      Sir Felix, when he read this letter at his club in the afternoon of the Monday, turned up his nose and shook his head. He thought if there were much of that kind of thing to be done, he could not go on with it, even though the marriage was certain, and the money secure. "What an infernal little ass!" he said to himself as he crumpled the letter up.
    • 1972, Émile Zola, George Holden (translator), Nana, Penguin Books,
      The actors paused, their arms hanging limply by their sides, while Fontan turned up his nose and asked with a sneer :
      'What do you mean? What's not like that?'
  2. (idiomatic, with "at") To regard with contempt or scorn, especially in conjunction with the gesture of raising one's nose; to treat with contempt or scorn; to ignore or disregard in a contemptuous or scornful way.
    • 1848, James Russell Lowell (initially published anonymously), A Fable for Critics,
      But he turned up his nose at their murmuring and stammering,
      And cared (shall I say?) not a d—— for their damming;
      So they first read him out of their church, and next minute
      Turned round and declared he had never been in it.
    • 1853, Charles Dickens, The Schoolboy's Story,
      So Old Cheeseman went on, and didn’t he lead a miserable life! Of course the Reverend turned up his nose at him, and of course she did—because both of them always do that at all the masters—but he suffered from the fellows most, and he suffered from them constantly.
    • 1916, Mark Twain, The Mysterious Stranger,
      Lovely as he was, Satan could be cruelly offensive when he chose; and he always chose when the human race was brought to his attention. He always turned up his nose at it, and never had a kind word for it.
    • 1958: annotated translation based on documents deriving from postulated c.85 Greek text attrib to Luke (εξεμυκτήριζον δε και οι άρχοντες συν αυτοίς λέγοντες' άλλους έσωσε, σωσάτω εαυτόν, ει ούτος εστιν ο Χριστός ο του Θεού εκλεκτός): Lockman Foundation, The Amplified New Testament used in 1965 Zondervan Corporation, The Amplified Bible, Luke 23:35 - but the rulers scoffed and sneered (literal translation: turned up their noses) at Him, saying, He rescued others; let Him now rescue Himself, if He is the Christ (the Messiah) of God, His Chosen One!
  3. (idiomatic, with "at") To refuse, especially with disgust, contempt or scorn, and especially in conjunction with the gesture of raising one's nose; to refuse with apparent disregard about offending the offerer.
    I tried to help, but they turned up their noses at my advice.
    • 1838, Edgar Allen Poe, The Narrative of Arthur Gordon Pym,
      We listened in profound silence until the conclusion of this harangue, when Captain Guy replied by assuring the chief of his eternal friendship and goodwill, concluding what he had to say be a present of several strings of blue beads and a knife. At the former the monarch, much to our surprise, turned up his nose with some expression of contempt, but the knife gave him the most unlimited satisfaction, and he immediately ordered dinner.
    • 1881, James Greenwood, Low-Life Deeps,
      Why I recollect, a bit ago, having a tarrier dog what got old and disagreeable, and was turned out on that account from a swell house in Belgravy. Well, he come into my hands, and nat'rally I put him on paunch, like the rest. Would he eat it? Not he. He had been used to his chicken, and his mutton chops, and his 'ashes: and he turned up his nose at anything commoner.
    • 1915, Joseph Conrad, Victory: An Island Tale,
      What I want to know is what he gets to eat there. A piece of dried fish now and then--what? That's coming down pretty low for a man who turned up his nose at my table d'hote!

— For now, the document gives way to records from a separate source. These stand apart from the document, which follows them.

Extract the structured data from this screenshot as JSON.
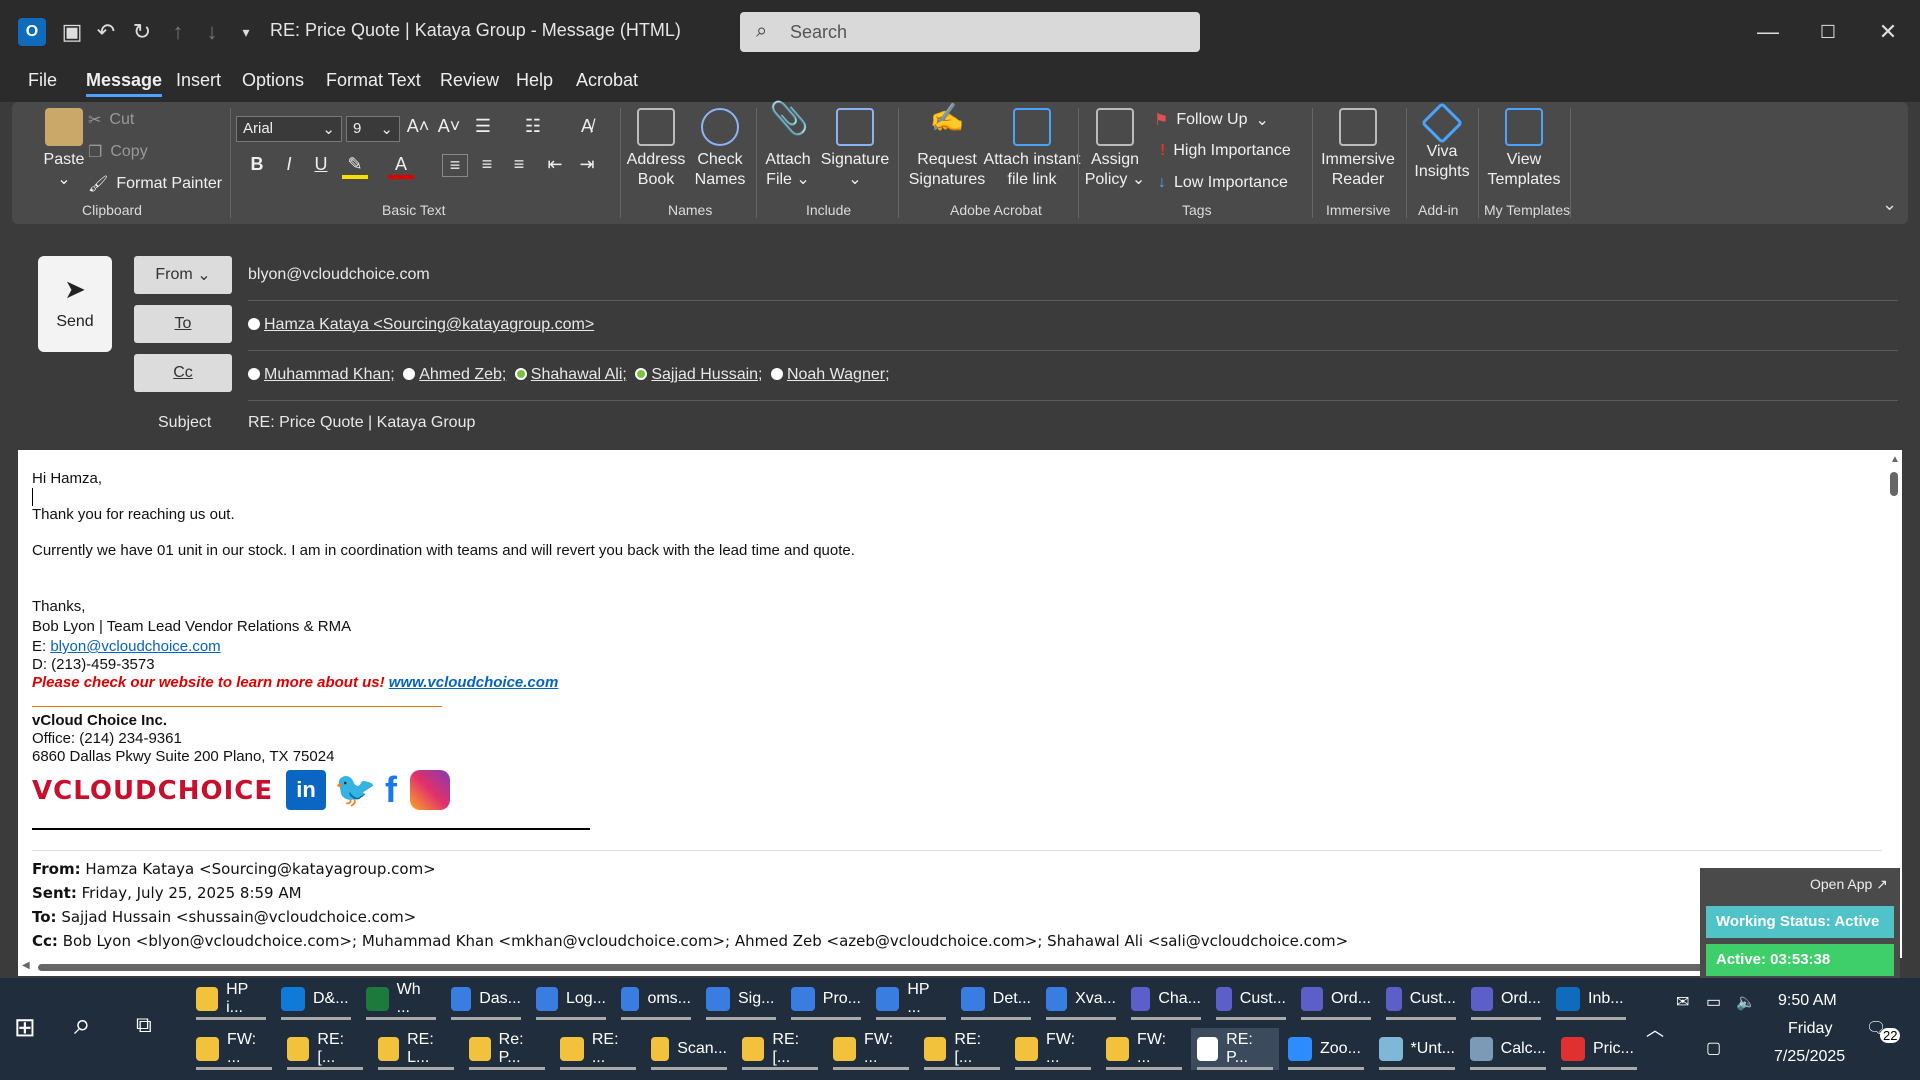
{
  "titlebar": {
    "title": "RE: Price Quote | Kataya Group  -  Message (HTML)",
    "search_placeholder": "Search"
  },
  "menu": [
    "File",
    "Message",
    "Insert",
    "Options",
    "Format Text",
    "Review",
    "Help",
    "Acrobat"
  ],
  "ribbon": {
    "clipboard": {
      "paste": "Paste",
      "cut": "Cut",
      "copy": "Copy",
      "format_painter": "Format Painter",
      "label": "Clipboard"
    },
    "basic_text": {
      "font": "Arial",
      "size": "9",
      "label": "Basic Text"
    },
    "names": {
      "address_book_1": "Address",
      "address_book_2": "Book",
      "check_names_1": "Check",
      "check_names_2": "Names",
      "label": "Names"
    },
    "include": {
      "attach_1": "Attach",
      "attach_2": "File",
      "signature": "Signature",
      "label": "Include"
    },
    "adobe": {
      "request_1": "Request",
      "request_2": "Signatures",
      "attach_link_1": "Attach instant",
      "attach_link_2": "file link",
      "label": "Adobe Acrobat"
    },
    "tags": {
      "assign_1": "Assign",
      "assign_2": "Policy",
      "follow_up": "Follow Up",
      "high": "High Importance",
      "low": "Low Importance",
      "label": "Tags"
    },
    "immersive": {
      "reader_1": "Immersive",
      "reader_2": "Reader",
      "label": "Immersive"
    },
    "addin": {
      "viva_1": "Viva",
      "viva_2": "Insights",
      "label": "Add-in"
    },
    "templates": {
      "view_1": "View",
      "view_2": "Templates",
      "label": "My Templates"
    }
  },
  "header": {
    "send": "Send",
    "from_label": "From",
    "from_value": "blyon@vcloudchoice.com",
    "to_label": "To",
    "to": [
      "Hamza Kataya <Sourcing@katayagroup.com>"
    ],
    "cc_label": "Cc",
    "cc": [
      "Muhammad Khan;",
      "Ahmed Zeb;",
      "Shahawal Ali;",
      "Sajjad Hussain;",
      "Noah Wagner;"
    ],
    "subject_label": "Subject",
    "subject": "RE: Price Quote | Kataya Group"
  },
  "body": {
    "greeting": "Hi Hamza,",
    "line1": "Thank you for reaching us out.",
    "line2": "Currently we have 01 unit in our stock. I am in coordination with teams and will revert you back with the lead time and quote.",
    "thanks": "Thanks,",
    "sig_name": "Bob Lyon | Team Lead Vendor Relations & RMA",
    "sig_email_prefix": "E: ",
    "sig_email": "blyon@vcloudchoice.com",
    "sig_phone": "D: (213)-459-3573",
    "promo": "Please check our website to learn more about us!",
    "website": "www.vcloudchoice.com",
    "company": "vCloud Choice Inc.",
    "office": "Office: (214) 234-9361",
    "address": "6860 Dallas Pkwy Suite 200 Plano, TX 75024",
    "logo_text": "VCLOUDCHOICE",
    "quoted": {
      "from_label": "From:",
      "from": "Hamza Kataya <Sourcing@katayagroup.com>",
      "sent_label": "Sent:",
      "sent": "Friday, July 25, 2025 8:59 AM",
      "to_label": "To:",
      "to": "Sajjad Hussain <shussain@vcloudchoice.com>",
      "cc_label": "Cc:",
      "cc": "Bob Lyon <blyon@vcloudchoice.com>; Muhammad Khan <mkhan@vcloudchoice.com>; Ahmed Zeb <azeb@vcloudchoice.com>; Shahawal Ali <sali@vcloudchoice.com>"
    }
  },
  "widget": {
    "open_app": "Open App ↗",
    "status": "Working Status: Active",
    "active": "Active: 03:53:38"
  },
  "taskbar": {
    "row1": [
      "HP i...",
      "D&...",
      "Wh ...",
      "Das...",
      "Log...",
      "oms...",
      "Sig...",
      "Pro...",
      "HP ...",
      "Det...",
      "Xva...",
      "Cha...",
      "Cust...",
      "Ord...",
      "Cust...",
      "Ord...",
      "Inb..."
    ],
    "row2": [
      "FW: ...",
      "RE: [...",
      "RE: L...",
      "Re: P...",
      "RE: ...",
      "Scan...",
      "RE: [...",
      "FW: ...",
      "RE: [...",
      "FW: ...",
      "FW: ...",
      "RE: P...",
      "Zoo...",
      "*Unt...",
      "Calc...",
      "Pric..."
    ],
    "time": "9:50 AM",
    "day": "Friday",
    "date": "7/25/2025",
    "notifications": "22"
  }
}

Translations[edit]

Related terms[edit]

References[edit]

  • The Amplified Bible (Lockman Foundation, 1958) available at [1]
  • Wigram's Englishman's Greek Concordance (George C. Wigram, ed Jay P. Green, Sr. 1839/1903) using numbering from Strong's Exhaustive Concordance of the Bible (James Strong 1890) and Greek Lexicon (Joseph Thayer, 1889) all consulted at Blue Letter Bible "Lexicon and Strong's Concordance Search for 1592" (Blue Letter Bible, 1996-2002) [2] on 14 April 2006
  • Expository Dictionary of New Testament Words, (W E Vine, 1940) consulted at [3] on 14 April 2006